[Opening Given information section]

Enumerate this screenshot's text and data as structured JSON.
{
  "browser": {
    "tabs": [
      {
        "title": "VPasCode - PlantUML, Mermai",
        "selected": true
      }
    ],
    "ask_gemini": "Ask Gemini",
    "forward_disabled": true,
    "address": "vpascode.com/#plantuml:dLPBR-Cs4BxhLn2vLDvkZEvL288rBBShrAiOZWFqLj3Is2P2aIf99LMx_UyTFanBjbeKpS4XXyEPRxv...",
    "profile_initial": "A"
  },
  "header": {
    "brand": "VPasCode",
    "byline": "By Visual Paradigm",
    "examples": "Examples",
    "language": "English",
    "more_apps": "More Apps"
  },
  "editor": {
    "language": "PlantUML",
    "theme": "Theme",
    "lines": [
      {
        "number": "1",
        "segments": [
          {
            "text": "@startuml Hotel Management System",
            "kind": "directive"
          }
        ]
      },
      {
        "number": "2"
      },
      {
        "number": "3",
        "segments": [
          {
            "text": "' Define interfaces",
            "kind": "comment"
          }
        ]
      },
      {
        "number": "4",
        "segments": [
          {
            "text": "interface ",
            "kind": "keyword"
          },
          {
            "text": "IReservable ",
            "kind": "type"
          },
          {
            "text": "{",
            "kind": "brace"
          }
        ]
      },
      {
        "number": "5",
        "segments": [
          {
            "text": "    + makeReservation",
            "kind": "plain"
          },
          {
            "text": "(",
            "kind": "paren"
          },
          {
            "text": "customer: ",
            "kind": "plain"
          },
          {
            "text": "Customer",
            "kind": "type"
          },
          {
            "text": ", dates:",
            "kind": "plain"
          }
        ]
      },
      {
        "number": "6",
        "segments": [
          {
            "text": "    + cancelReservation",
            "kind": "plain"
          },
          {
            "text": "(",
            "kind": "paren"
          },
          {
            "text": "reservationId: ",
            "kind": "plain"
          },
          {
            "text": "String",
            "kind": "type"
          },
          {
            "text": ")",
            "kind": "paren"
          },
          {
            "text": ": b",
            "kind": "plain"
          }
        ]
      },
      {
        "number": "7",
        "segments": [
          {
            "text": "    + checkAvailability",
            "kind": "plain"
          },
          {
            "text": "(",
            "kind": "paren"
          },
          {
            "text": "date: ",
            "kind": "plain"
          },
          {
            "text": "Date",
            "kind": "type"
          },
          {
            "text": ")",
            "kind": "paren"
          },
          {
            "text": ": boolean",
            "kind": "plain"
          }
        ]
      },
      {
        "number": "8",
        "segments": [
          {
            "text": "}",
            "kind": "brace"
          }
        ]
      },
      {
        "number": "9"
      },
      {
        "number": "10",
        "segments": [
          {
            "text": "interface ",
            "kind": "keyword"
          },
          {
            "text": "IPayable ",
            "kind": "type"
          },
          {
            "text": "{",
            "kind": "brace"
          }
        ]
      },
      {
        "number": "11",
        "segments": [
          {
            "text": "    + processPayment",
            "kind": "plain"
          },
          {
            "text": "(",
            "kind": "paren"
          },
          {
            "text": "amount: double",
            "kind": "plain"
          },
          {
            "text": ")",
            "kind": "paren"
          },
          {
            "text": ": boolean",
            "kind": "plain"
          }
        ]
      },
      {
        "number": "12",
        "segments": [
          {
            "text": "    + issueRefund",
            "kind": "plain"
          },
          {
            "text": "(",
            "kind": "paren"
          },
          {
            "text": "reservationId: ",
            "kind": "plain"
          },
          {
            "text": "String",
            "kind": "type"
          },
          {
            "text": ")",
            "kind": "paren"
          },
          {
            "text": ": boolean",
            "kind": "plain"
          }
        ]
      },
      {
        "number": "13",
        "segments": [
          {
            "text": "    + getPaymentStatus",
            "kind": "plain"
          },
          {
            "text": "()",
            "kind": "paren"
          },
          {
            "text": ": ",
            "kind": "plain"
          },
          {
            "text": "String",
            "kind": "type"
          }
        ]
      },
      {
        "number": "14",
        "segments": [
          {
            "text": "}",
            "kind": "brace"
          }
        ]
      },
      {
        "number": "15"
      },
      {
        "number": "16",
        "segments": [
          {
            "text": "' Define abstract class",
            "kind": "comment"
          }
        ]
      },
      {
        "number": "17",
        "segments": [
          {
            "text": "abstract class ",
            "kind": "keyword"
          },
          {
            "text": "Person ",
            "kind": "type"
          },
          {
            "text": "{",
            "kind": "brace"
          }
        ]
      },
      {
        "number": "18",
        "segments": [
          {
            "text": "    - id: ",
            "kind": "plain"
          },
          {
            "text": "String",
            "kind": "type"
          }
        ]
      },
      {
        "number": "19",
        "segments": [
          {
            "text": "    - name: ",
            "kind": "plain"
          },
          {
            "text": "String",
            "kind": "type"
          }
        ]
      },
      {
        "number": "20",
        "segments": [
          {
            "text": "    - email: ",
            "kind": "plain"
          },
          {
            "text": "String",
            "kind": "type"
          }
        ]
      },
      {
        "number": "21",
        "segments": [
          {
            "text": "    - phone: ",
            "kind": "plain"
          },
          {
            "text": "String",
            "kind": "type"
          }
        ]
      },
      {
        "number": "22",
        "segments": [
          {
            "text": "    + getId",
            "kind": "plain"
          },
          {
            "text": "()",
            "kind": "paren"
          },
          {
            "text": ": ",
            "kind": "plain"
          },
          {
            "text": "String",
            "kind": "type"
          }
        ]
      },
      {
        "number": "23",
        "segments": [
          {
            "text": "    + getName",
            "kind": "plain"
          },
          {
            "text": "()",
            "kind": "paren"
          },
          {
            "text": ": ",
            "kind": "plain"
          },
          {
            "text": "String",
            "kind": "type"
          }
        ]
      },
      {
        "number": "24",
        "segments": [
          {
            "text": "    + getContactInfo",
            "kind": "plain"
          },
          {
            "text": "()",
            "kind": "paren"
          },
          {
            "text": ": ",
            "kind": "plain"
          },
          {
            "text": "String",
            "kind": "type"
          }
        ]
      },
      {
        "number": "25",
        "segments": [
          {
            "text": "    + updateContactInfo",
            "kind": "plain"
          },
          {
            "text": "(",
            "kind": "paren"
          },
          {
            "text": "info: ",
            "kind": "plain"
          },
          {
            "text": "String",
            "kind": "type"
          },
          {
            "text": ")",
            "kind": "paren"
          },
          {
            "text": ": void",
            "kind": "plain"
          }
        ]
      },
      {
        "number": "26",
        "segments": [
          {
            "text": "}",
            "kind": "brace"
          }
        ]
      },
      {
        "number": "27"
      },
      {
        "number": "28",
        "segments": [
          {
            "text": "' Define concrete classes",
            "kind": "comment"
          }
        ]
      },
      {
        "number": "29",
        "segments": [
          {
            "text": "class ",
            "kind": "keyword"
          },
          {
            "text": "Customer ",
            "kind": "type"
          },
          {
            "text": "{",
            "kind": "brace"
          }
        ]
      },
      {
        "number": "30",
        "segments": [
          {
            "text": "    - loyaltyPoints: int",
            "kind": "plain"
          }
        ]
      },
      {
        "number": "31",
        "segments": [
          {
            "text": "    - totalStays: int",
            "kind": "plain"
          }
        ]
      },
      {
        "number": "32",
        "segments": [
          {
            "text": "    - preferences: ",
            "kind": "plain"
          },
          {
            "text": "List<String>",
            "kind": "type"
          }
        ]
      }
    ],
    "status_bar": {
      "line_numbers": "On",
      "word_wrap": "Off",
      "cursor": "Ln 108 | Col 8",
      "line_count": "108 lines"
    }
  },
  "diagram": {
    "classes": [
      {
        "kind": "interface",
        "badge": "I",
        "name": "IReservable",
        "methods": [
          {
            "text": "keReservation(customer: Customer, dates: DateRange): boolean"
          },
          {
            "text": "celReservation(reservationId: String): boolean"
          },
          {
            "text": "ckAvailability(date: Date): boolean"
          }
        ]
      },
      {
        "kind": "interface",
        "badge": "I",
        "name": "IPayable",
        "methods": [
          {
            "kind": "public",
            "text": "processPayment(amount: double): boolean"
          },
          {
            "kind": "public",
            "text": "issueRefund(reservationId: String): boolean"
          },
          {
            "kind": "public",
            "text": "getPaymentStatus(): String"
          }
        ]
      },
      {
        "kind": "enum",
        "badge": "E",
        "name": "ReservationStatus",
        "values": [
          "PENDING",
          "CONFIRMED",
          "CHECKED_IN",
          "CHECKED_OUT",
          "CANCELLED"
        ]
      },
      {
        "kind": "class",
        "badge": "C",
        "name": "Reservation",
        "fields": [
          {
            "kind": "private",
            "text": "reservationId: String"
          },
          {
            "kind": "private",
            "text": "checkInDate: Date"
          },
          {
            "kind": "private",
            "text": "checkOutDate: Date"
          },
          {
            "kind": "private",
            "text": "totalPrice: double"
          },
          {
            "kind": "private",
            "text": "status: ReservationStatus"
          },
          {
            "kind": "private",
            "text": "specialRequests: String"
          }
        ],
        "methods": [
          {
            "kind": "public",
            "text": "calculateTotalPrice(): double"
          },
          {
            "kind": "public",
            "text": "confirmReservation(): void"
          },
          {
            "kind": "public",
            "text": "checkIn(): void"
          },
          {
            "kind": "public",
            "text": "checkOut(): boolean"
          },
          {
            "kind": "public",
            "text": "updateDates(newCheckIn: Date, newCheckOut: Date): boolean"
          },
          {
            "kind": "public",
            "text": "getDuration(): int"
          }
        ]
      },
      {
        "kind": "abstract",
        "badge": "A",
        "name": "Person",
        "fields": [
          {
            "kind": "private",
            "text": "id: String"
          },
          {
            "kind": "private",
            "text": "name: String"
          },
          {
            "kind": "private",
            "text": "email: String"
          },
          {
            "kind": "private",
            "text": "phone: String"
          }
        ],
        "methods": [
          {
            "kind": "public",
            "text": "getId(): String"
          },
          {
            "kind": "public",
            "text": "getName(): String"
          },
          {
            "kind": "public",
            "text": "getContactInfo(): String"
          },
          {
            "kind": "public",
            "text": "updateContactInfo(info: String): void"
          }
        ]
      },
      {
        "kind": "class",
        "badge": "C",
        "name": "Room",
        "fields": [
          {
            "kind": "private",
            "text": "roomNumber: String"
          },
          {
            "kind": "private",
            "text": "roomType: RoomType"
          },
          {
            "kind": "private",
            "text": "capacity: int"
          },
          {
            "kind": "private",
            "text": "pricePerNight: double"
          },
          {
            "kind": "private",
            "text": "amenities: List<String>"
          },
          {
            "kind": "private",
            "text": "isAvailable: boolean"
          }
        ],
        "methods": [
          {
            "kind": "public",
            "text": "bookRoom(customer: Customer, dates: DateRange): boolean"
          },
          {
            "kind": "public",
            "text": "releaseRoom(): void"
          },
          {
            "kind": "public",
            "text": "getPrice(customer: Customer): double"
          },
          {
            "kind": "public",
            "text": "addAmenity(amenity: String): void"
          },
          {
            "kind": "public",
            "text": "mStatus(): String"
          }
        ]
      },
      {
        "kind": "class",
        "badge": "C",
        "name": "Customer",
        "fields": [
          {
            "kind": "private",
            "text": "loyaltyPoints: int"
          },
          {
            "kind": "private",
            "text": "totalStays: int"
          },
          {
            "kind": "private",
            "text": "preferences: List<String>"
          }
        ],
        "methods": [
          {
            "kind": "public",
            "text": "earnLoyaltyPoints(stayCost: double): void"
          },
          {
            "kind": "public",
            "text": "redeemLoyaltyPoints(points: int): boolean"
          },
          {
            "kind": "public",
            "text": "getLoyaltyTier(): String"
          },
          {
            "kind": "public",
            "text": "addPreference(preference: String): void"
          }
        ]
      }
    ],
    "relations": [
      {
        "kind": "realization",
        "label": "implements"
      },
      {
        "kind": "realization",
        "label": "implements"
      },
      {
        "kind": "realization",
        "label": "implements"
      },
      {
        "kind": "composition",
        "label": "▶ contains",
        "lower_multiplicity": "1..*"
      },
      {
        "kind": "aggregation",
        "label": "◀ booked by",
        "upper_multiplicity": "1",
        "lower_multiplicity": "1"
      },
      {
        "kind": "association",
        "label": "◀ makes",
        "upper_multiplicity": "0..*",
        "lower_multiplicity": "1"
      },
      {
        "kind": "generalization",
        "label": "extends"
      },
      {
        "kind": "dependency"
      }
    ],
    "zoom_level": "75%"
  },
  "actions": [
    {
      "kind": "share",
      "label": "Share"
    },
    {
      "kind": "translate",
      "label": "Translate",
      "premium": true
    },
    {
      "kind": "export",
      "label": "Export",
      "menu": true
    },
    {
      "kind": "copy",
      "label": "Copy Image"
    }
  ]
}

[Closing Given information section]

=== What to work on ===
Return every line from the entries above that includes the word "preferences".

=== Task answer ===
            "text": "    - preferences: ",
            "text": "preferences: List<String>"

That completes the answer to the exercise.